[Page and application data records]

********************

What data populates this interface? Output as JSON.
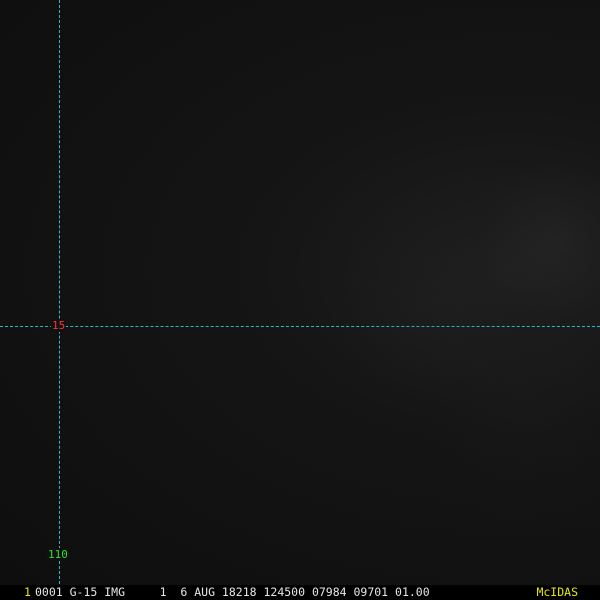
{
  "overlay": {
    "lat_label": "15",
    "lon_label": "110"
  },
  "status": {
    "frame_number": "1",
    "info": "0001 G-15 IMG     1  6 AUG 18218 124500 07984 09701 01.00",
    "brand": "McIDAS"
  },
  "colors": {
    "grid": "#2fb7c9",
    "lat_label": "#ff3333",
    "lon_label": "#33dd33",
    "frame_number": "#e8e800",
    "brand": "#e8e800",
    "status_text": "#e6e6e6"
  }
}
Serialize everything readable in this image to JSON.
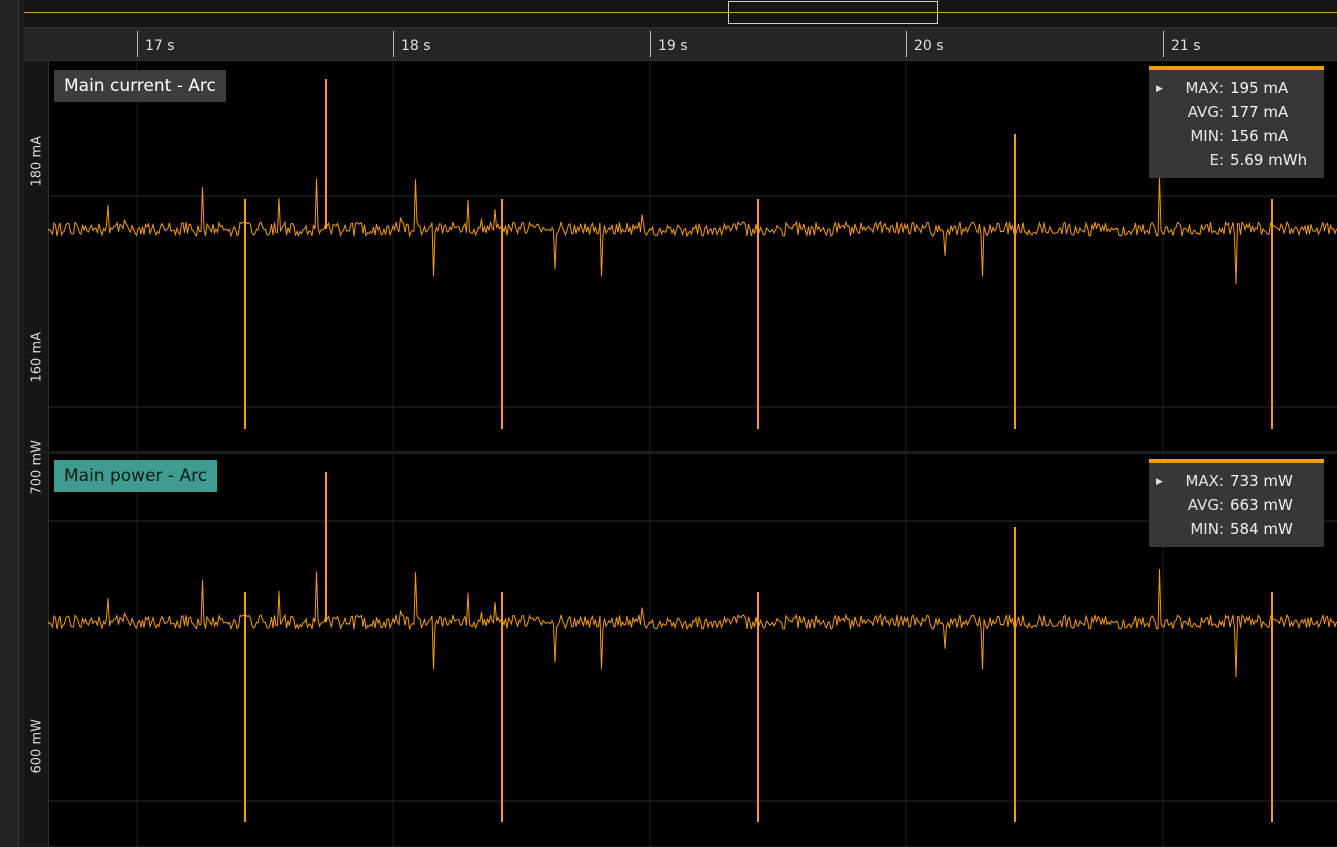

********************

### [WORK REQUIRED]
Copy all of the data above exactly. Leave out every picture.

### [RESPONSE]
What data populates this interface? Output as JSON.
{
  "overlay": {
    "lat_label": "15",
    "lon_label": "110"
  },
  "status": {
    "frame_number": "1",
    "info": "0001 G-15 IMG     1  6 AUG 18218 124500 07984 09701 01.00",
    "brand": "McIDAS"
  },
  "colors": {
    "grid": "#2fb7c9",
    "lat_label": "#ff3333",
    "lon_label": "#33dd33",
    "frame_number": "#e8e800",
    "brand": "#e8e800",
    "status_text": "#e6e6e6"
  }
}
Serialize everything readable in this image to JSON.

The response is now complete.